Having two companies J.I. Case Threshing Machine Company and J.I. Case Plow Works was a source of confusion which led to legal action between the two companies. J.I. Case Threshing Machine Company was the company which built the Case steam engines and gas tractors.
In 1912 Henry Wallis entered the tractor business and established the Wallis Tractor Company. Right from the start the Wallis Tractor Company built tractors that were well engineered. The 1914 Cub tractor model introduced an important innovation the use of boiler plate formed into a U shape which then formed the engine crankcase and the case for the transmission. A bulkhead divided the crankcase and transmission case. This one piece case provided a stiff foundation for the tractor. Enclosed final drives soon followed. Wallis used roller bearings where possible and was known for the use of high quality materials in construction.
By 1927 Wallis tractors had evolved substantially. The Cub has evolved through the Cub Junior, Model K, Model OK, Certified 15-27 into the 20-30. The 20-30 featured a four cylinder engine with 4.375 inch bore and 5.75 inch stroke, Kingston Model L carburetor, American Bosch ZU4 magneto, Kingston governor, internal engine lubricating oil pump and oil bath air cleaner. The tractor came with a Power take off and a three speed transmission. In 1928, the J.I. Case Plow Works was purchased by Massey Harris (MH). Wallis was part of this company and MH continued selling Wallis tractors under the Wallis name until 1932. At that time the Model 20-30 was upgraded into the Model 25 which was sold as Massey Harris with the Wallis name disappearing from production.

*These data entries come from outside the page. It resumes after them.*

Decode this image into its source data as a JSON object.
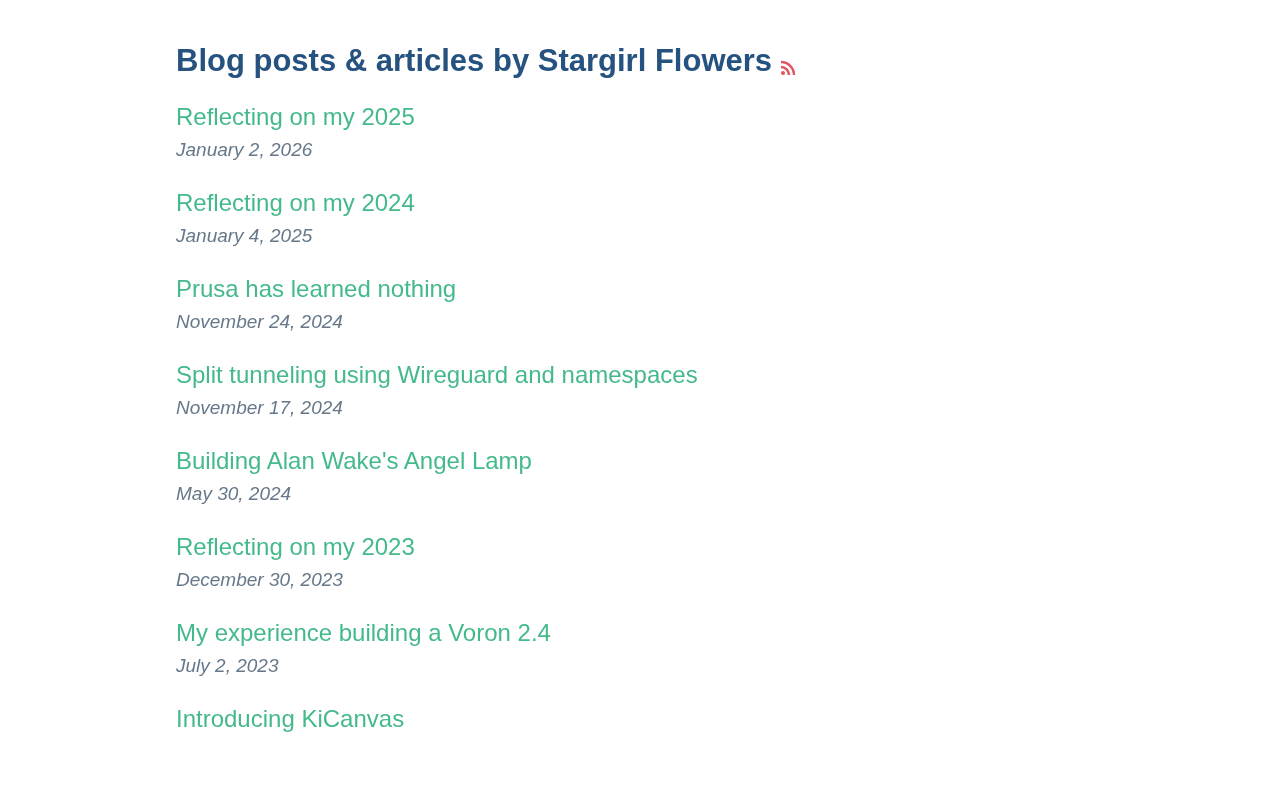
{
  "heading": {
    "title": "Blog posts & articles by Stargirl Flowers"
  },
  "posts": [
    {
      "title": "Reflecting on my 2025",
      "date": "January 2, 2026"
    },
    {
      "title": "Reflecting on my 2024",
      "date": "January 4, 2025"
    },
    {
      "title": "Prusa has learned nothing",
      "date": "November 24, 2024"
    },
    {
      "title": "Split tunneling using Wireguard and namespaces",
      "date": "November 17, 2024"
    },
    {
      "title": "Building Alan Wake's Angel Lamp",
      "date": "May 30, 2024"
    },
    {
      "title": "Reflecting on my 2023",
      "date": "December 30, 2023"
    },
    {
      "title": "My experience building a Voron 2.4",
      "date": "July 2, 2023"
    },
    {
      "title": "Introducing KiCanvas"
    }
  ]
}
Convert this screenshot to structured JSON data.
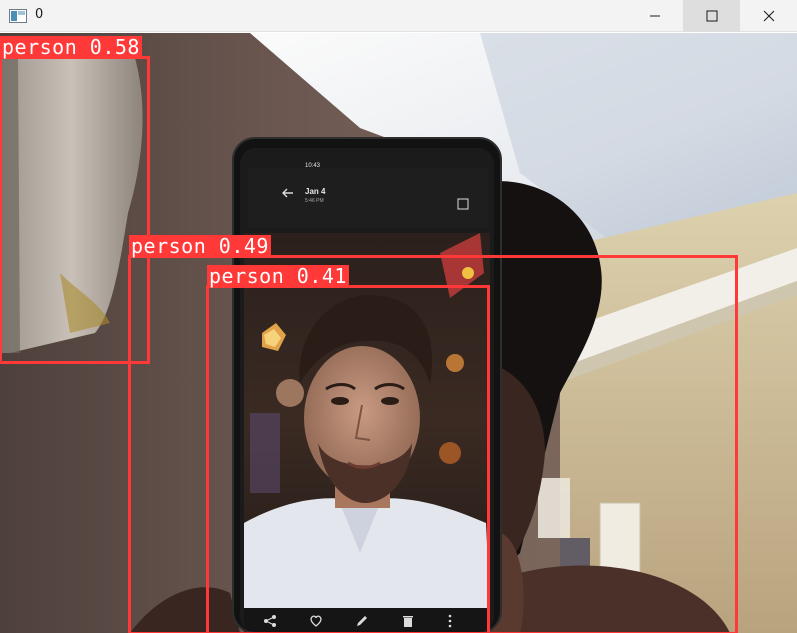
{
  "window": {
    "title": "0",
    "icons": {
      "app": "opencv-window-icon",
      "minimize": "minimize-icon",
      "maximize": "maximize-icon",
      "close": "close-icon"
    }
  },
  "detections": [
    {
      "label": "person 0.58",
      "class": "person",
      "confidence": 0.58
    },
    {
      "label": "person 0.49",
      "class": "person",
      "confidence": 0.49
    },
    {
      "label": "person 0.41",
      "class": "person",
      "confidence": 0.41
    }
  ],
  "phone": {
    "time": "10:43",
    "date": "Jan 4",
    "clock": "5:46 PM",
    "toolbar_icons": [
      "share-icon",
      "heart-icon",
      "edit-icon",
      "trash-icon",
      "more-icon"
    ]
  },
  "colors": {
    "detection": "#ff3838",
    "label_text": "#ffffff"
  }
}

While Massey Harris (MH) did not produce steam engines, the Massey family had a significant financial interest in the Sawyer Massey Company which did build steamers. However in 1910 there was a disagreement over producing gas tractors which resulted in the Massy family selling their interest in Sawyer Massey. However the Massey family remained interested in gas tractors. The Sawyer Massey experience did point out to the Massey family that engine development was expensive so outside engine suppliers or purchasing a tractor from another manufacturer were options to consider for MH.
In 1917, MH attempted to secure the popular US made Bull tractor, for sale through its dealers. However the deal fell apart. MH then secured the manufacturing rights to the Parrett tractor. The tractor entered production in Toronto in 1918 and stayed in production until late 1922 going through three versions which incorporated various improvements. In 1922, MH realized it could not compete with the Fordson tractor which cost 1/3 the price of the MH Parrett so MH ceased production of the tractor. However MH realized that the lack of tractor line placed MH at a disadvantage compared to companies like IHC. A tractor line was needed and MH then attempted to strike an agreement with the J.I. Case Plow Works to sell this company’s line of Wallis tractors in Canada through MH dealers. In 1928, after complicated negotiations, MH purchased the J.I. Case Plow Works, immediately selling the name to the J.I. Case Threshing Machine Company for ½ the price MH had purchased the entire company for. The purchase of the Plow Works gave MH production plants in the US.MH sold Wallis tractors until 1932 when the tractors were re-badged as Massey Harris.